Your horse's sinus is part of his respiratory system. While equine sinusitis is relatively common, immediate action is necessary to keep the infectious condition from getting worse. It's important to know what symptoms to watch for so you'll know when your horse is suffering from sinusitis.
Equine Sinus Anatomy
Your horse's sinus system begins above his eyes, at the center of his forehead, and continues down his facial crest to halfway between his eyes and the tip of his nose. The equine sinus consists of numerous air cavities, including the frontal sinus, conchofrontal sinus, dorsal nasal meatus, dorsal nasal concha, middle nasal meatus, ventral nasal concha, palatine sinus and ventral nasal meatus. These air chambers, tucked between the bones of your horse's head, are aligned with a protective mucosal membrane. A horse's nasal sinus cavities lead to the esophagus and trachea, ultimately delivering air to the respiratory system and, by extension, the bloodstream.
Sinusitis Definition and Causes
An equine sinus infection typically effects each of the sinus cavities on one side of a horse's head. Sinus infections are common in horses, and there are two principal causes. In primary sinusitis, the bacterial infection breaches the lining of the sinus cavities and amasses bacterial pus, mucus and phlegm. Secondary sinusitis stems from a diseased and infectious cheek tooth. The roots of your horse's back teeth are adjacent to the sinus cavities, and an abscess infection of these teeth can spread to his sinuses. The symptoms of primary and secondary equine sinusitis are similar, with secondary symptoms appearing more severe, and are accompanied by an atrociously odorous breath. Aside from these more common causes, ahorse's sinus infection may also be caused by a nasal cyst or tumor, an ethmoid hematoma, a fungal granuloma or a facial bone fracture.
Symptoms of Equine Sinusitis
Report any unusual symptoms your horse displays to his veterinarian immediately.
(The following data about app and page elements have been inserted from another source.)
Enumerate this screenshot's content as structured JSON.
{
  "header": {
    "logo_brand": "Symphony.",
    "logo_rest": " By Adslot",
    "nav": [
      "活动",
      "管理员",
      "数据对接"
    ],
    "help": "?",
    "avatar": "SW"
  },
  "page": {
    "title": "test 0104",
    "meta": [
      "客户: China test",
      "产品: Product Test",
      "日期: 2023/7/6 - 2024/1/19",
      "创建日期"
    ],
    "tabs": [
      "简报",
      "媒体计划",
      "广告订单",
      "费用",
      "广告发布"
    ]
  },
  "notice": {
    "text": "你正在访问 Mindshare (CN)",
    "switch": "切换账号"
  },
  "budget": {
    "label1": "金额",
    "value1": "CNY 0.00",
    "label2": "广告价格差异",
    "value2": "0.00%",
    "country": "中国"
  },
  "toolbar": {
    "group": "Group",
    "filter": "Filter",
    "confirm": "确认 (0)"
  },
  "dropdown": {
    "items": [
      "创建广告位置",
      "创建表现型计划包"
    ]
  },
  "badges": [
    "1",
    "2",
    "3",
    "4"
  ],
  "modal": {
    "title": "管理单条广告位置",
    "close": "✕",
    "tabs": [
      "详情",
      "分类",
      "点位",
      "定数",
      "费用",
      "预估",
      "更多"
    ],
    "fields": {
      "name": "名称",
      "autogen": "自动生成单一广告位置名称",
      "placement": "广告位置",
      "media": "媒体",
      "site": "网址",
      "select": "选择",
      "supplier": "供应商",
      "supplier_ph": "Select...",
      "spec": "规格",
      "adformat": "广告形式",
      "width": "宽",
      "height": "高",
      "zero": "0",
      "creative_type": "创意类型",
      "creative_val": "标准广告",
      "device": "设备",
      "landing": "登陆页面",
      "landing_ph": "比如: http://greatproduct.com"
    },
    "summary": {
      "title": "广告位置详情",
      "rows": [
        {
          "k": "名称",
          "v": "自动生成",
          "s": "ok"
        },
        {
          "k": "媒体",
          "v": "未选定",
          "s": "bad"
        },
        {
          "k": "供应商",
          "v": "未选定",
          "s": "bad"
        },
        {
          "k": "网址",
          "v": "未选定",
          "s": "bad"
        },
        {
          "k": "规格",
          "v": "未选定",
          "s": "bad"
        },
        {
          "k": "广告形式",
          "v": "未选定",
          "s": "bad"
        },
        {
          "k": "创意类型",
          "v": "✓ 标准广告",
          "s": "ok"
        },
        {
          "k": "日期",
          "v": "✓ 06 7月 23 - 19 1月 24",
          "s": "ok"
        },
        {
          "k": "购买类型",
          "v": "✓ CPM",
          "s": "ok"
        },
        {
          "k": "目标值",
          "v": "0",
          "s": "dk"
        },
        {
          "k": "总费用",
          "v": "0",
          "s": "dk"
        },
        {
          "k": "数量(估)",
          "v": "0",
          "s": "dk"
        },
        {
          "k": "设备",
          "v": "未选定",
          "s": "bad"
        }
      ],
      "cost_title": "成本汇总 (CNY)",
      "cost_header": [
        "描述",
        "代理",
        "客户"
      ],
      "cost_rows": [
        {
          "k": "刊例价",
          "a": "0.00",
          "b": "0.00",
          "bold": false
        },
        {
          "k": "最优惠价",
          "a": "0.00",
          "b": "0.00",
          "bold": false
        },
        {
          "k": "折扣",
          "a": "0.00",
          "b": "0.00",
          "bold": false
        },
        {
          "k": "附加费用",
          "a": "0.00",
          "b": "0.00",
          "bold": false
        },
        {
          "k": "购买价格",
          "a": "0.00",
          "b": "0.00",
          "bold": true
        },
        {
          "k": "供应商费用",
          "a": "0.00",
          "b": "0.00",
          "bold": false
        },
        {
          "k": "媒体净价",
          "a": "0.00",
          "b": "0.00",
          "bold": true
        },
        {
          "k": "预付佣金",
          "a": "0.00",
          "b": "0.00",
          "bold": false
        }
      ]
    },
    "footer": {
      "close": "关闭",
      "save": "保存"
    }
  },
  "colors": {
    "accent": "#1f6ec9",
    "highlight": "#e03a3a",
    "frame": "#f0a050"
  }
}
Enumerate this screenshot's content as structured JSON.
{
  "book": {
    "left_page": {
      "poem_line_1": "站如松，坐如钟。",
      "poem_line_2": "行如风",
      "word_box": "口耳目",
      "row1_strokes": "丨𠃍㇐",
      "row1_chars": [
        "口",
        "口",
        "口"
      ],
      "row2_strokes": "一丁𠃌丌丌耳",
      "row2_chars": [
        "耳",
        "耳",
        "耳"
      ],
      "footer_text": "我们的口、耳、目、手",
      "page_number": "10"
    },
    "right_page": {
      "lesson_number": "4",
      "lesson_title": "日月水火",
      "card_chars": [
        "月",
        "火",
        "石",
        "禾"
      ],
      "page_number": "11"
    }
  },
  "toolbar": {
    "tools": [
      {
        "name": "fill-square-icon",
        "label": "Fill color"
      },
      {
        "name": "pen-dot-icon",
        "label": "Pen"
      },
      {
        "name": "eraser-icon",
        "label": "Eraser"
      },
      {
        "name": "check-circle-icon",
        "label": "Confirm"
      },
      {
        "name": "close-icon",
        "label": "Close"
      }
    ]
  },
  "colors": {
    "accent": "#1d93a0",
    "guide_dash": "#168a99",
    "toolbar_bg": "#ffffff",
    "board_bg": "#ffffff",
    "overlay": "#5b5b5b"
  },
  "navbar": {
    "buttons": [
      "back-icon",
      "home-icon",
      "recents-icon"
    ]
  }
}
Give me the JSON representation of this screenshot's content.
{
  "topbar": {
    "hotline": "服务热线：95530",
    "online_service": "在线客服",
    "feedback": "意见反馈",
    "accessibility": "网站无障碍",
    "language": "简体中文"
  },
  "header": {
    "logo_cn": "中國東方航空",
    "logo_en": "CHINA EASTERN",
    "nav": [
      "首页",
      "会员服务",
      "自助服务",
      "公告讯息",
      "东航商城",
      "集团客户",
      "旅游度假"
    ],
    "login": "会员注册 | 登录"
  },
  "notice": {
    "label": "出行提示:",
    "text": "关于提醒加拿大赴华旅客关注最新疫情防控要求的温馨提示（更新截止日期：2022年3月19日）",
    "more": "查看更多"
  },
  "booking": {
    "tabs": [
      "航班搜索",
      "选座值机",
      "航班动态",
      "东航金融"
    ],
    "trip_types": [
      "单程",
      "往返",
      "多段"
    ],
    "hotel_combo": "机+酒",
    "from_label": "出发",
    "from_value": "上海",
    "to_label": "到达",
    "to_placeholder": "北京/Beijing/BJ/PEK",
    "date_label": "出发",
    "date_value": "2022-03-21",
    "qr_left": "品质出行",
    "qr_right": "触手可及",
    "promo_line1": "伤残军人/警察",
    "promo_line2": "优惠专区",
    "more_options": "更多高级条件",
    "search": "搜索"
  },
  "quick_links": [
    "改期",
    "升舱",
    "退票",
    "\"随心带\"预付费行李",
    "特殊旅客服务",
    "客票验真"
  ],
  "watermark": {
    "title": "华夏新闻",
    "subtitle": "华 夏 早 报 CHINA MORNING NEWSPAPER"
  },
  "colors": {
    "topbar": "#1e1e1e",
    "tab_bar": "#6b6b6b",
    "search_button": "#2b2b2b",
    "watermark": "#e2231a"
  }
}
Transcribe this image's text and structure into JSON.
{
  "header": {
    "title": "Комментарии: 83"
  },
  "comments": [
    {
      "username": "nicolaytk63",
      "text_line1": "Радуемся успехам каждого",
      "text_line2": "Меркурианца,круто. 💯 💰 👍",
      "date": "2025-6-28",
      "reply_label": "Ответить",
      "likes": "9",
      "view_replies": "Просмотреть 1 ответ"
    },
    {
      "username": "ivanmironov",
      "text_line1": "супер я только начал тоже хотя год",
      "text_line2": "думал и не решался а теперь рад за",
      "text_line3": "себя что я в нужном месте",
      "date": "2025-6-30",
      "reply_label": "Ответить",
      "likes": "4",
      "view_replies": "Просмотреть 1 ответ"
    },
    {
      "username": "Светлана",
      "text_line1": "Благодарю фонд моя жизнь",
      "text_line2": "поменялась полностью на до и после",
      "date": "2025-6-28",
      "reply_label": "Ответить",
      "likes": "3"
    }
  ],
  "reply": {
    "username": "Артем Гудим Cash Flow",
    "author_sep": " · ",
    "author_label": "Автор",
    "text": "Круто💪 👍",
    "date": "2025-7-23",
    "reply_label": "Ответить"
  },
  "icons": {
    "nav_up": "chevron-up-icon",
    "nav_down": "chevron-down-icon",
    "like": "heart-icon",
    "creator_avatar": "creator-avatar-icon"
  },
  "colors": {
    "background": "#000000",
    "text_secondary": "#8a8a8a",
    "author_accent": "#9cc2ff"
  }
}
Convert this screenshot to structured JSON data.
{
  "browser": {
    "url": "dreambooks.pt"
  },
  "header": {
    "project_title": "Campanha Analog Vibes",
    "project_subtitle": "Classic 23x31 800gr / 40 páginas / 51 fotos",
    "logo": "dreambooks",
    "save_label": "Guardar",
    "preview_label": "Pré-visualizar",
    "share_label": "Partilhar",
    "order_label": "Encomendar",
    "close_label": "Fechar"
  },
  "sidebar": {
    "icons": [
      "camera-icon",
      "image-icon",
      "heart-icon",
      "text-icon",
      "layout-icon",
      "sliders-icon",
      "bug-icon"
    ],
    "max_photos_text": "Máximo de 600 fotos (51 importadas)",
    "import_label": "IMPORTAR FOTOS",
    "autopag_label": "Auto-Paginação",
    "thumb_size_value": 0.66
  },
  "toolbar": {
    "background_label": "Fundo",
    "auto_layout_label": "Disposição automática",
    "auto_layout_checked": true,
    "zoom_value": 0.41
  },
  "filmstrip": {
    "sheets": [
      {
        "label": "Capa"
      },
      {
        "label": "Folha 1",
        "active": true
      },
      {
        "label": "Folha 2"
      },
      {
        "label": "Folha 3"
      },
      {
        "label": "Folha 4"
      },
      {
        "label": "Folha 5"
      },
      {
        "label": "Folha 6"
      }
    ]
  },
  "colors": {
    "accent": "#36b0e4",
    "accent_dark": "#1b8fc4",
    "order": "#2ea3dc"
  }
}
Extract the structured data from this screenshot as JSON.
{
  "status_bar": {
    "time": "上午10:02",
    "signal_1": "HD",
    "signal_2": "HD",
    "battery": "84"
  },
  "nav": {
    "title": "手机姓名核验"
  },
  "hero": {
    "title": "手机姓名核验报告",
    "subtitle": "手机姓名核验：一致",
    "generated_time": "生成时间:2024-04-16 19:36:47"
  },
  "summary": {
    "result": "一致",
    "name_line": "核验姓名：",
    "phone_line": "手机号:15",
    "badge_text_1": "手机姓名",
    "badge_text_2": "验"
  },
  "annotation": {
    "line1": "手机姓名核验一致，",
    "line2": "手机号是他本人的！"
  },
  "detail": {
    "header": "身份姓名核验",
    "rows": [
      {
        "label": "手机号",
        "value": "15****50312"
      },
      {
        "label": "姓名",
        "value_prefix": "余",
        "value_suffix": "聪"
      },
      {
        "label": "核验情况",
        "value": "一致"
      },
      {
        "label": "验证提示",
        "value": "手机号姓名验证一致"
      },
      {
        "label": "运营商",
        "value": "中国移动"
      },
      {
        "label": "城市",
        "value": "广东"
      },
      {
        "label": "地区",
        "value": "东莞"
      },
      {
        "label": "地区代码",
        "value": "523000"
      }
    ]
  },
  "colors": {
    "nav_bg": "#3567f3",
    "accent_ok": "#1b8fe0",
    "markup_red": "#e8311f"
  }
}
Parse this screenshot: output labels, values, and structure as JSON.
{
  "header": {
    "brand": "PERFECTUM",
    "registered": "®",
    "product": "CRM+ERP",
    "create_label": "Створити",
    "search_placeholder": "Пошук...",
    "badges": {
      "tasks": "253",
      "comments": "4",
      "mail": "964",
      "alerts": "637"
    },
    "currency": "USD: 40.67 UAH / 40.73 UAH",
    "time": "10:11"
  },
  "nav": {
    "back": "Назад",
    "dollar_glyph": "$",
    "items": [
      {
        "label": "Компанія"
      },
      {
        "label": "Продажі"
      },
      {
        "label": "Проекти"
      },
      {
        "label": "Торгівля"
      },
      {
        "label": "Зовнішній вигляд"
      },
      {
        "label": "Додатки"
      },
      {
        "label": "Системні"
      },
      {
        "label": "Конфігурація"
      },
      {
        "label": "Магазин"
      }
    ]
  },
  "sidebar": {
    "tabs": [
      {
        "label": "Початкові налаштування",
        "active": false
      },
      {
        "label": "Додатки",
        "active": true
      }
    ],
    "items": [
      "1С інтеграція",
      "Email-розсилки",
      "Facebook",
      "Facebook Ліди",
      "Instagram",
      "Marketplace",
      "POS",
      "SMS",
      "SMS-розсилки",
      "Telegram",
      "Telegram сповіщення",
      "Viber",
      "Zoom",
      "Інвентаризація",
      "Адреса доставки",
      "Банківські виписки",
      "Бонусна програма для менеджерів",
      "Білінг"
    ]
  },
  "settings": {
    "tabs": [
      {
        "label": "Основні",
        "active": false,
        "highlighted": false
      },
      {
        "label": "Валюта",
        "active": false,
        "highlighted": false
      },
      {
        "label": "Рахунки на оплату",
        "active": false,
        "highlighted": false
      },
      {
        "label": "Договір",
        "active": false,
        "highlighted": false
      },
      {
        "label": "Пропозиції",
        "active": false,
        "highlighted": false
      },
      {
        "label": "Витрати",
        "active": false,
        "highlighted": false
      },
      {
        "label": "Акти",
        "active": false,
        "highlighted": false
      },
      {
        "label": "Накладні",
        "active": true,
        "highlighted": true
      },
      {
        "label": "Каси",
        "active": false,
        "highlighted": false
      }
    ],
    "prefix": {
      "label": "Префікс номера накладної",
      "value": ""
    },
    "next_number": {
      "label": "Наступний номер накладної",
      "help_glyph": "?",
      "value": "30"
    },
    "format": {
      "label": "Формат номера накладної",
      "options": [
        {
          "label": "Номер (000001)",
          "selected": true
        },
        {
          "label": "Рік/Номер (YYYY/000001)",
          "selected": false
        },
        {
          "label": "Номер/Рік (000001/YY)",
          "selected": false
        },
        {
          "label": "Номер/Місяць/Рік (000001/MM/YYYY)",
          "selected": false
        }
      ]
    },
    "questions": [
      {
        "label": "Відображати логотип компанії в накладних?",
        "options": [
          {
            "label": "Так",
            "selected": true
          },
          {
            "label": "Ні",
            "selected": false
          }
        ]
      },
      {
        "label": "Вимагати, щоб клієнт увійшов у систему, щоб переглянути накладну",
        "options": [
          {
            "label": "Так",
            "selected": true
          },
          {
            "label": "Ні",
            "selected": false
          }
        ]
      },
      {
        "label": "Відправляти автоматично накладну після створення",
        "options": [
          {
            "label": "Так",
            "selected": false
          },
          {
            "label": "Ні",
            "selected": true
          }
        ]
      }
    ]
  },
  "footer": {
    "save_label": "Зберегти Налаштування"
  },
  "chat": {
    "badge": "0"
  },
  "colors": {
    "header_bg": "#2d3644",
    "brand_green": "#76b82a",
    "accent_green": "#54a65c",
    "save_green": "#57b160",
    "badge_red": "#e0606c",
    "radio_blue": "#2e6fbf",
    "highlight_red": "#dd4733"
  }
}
Nasal discharge in horses is usually due to an infection in the respiratory system. Nasal discharge that does not diminish with the administration of antibiotics, or that comes from a single nostril, indicates that the infection stems from the sinus pockets and is typically diagnosed as sinusitis. Other possible symptoms of equine sinusitis include facial swelling, reoccurring upper respiratory tract infections, head shaking, loss of facial hair and heavy breathing.
Diagnosis and Treatment
Your veterinarian may use a variety of diagnostic techniques to diagnose your horse's sinus infection. Reoccurring sinus problems may be the initial indicator; a physical exam would be in order. Diagnostic equipment your vet might use include endoscopy, sinoscopy, radiography, computer tomography or nuclear medicine. Your veterinarian might start with antibiotics to reduce the severity of the symptoms and follow with sinusitis surgery. If sinusitis is caught early, a horse's surgical procedure is less complicated -- it's a surgical debridement, where the sinus is opened surgically and flushed repeatedly with a disinfectant solution to cure the infection. In secondary sinusitis cases, an abscessed or damaged tooth requires removal. If the secondary cause is a cyst or tumor, the vet will order a biopsy and the growth may be removed via surgery.